WORK REQUIRED: Repeat the records in full and exactly, omitting pictures.

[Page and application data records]
Segment Open
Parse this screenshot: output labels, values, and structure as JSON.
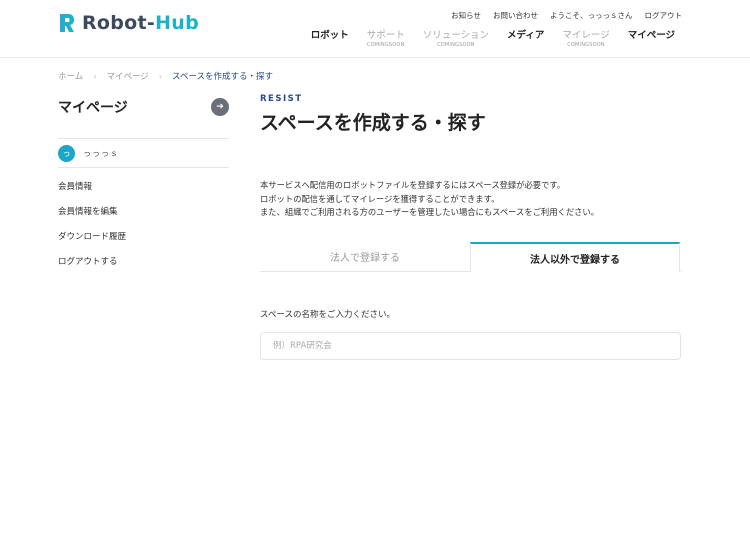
{
  "header": {
    "logo_text_a": "Robot-",
    "logo_text_b": "Hub",
    "util_links": [
      "お知らせ",
      "お問い合わせ",
      "ようこそ、っっっｓさん",
      "ログアウト"
    ],
    "nav": [
      {
        "label": "ロボット",
        "sub": "",
        "disabled": false
      },
      {
        "label": "サポート",
        "sub": "COMINGSOON",
        "disabled": true
      },
      {
        "label": "ソリューション",
        "sub": "COMINGSOON",
        "disabled": true
      },
      {
        "label": "メディア",
        "sub": "",
        "disabled": false
      },
      {
        "label": "マイレージ",
        "sub": "COMINGSOON",
        "disabled": true
      },
      {
        "label": "マイページ",
        "sub": "",
        "disabled": false
      }
    ]
  },
  "breadcrumb": {
    "items": [
      "ホーム",
      "マイページ"
    ],
    "current": "スペースを作成する・探す",
    "separator": "›"
  },
  "sidebar": {
    "title": "マイページ",
    "arrow_icon": "arrow-right-icon",
    "user_initial": "っ",
    "user_name": "っっっｓ",
    "menu": [
      "会員情報",
      "会員情報を編集",
      "ダウンロード履歴",
      "ログアウトする"
    ]
  },
  "main": {
    "eyebrow": "RESIST",
    "title": "スペースを作成する・探す",
    "desc_lines": [
      "本サービスへ配信用のロボットファイルを登録するにはスペース登録が必要です。",
      "ロボットの配信を通してマイレージを獲得することができます。",
      "また、組織でご利用される方のユーザーを管理したい場合にもスペースをご利用ください。"
    ],
    "tabs": [
      {
        "label": "法人で登録する",
        "active": false
      },
      {
        "label": "法人以外で登録する",
        "active": true
      }
    ],
    "field_label": "スペースの名称をご入力ください。",
    "field_placeholder": "例）RPA研究会",
    "field_value": ""
  },
  "colors": {
    "accent": "#1ba7c9",
    "link": "#2a4a8a",
    "arrow_button": "#6b6f78"
  }
}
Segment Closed
EXERCISE RESULT:
Parse this screenshot: output labels, values, and structure as JSON.
{
  "header": {
    "logo_text_a": "Robot-",
    "logo_text_b": "Hub",
    "util_links": [
      "お知らせ",
      "お問い合わせ",
      "ようこそ、っっっｓさん",
      "ログアウト"
    ],
    "nav": [
      {
        "label": "ロボット",
        "sub": "",
        "disabled": false
      },
      {
        "label": "サポート",
        "sub": "COMINGSOON",
        "disabled": true
      },
      {
        "label": "ソリューション",
        "sub": "COMINGSOON",
        "disabled": true
      },
      {
        "label": "メディア",
        "sub": "",
        "disabled": false
      },
      {
        "label": "マイレージ",
        "sub": "COMINGSOON",
        "disabled": true
      },
      {
        "label": "マイページ",
        "sub": "",
        "disabled": false
      }
    ]
  },
  "breadcrumb": {
    "items": [
      "ホーム",
      "マイページ"
    ],
    "current": "スペースを作成する・探す",
    "separator": "›"
  },
  "sidebar": {
    "title": "マイページ",
    "arrow_icon": "arrow-right-icon",
    "user_initial": "っ",
    "user_name": "っっっｓ",
    "menu": [
      "会員情報",
      "会員情報を編集",
      "ダウンロード履歴",
      "ログアウトする"
    ]
  },
  "main": {
    "eyebrow": "RESIST",
    "title": "スペースを作成する・探す",
    "desc_lines": [
      "本サービスへ配信用のロボットファイルを登録するにはスペース登録が必要です。",
      "ロボットの配信を通してマイレージを獲得することができます。",
      "また、組織でご利用される方のユーザーを管理したい場合にもスペースをご利用ください。"
    ],
    "tabs": [
      {
        "label": "法人で登録する",
        "active": false
      },
      {
        "label": "法人以外で登録する",
        "active": true
      }
    ],
    "field_label": "スペースの名称をご入力ください。",
    "field_placeholder": "例）RPA研究会",
    "field_value": ""
  },
  "colors": {
    "accent": "#1ba7c9",
    "link": "#2a4a8a",
    "arrow_button": "#6b6f78"
  }
}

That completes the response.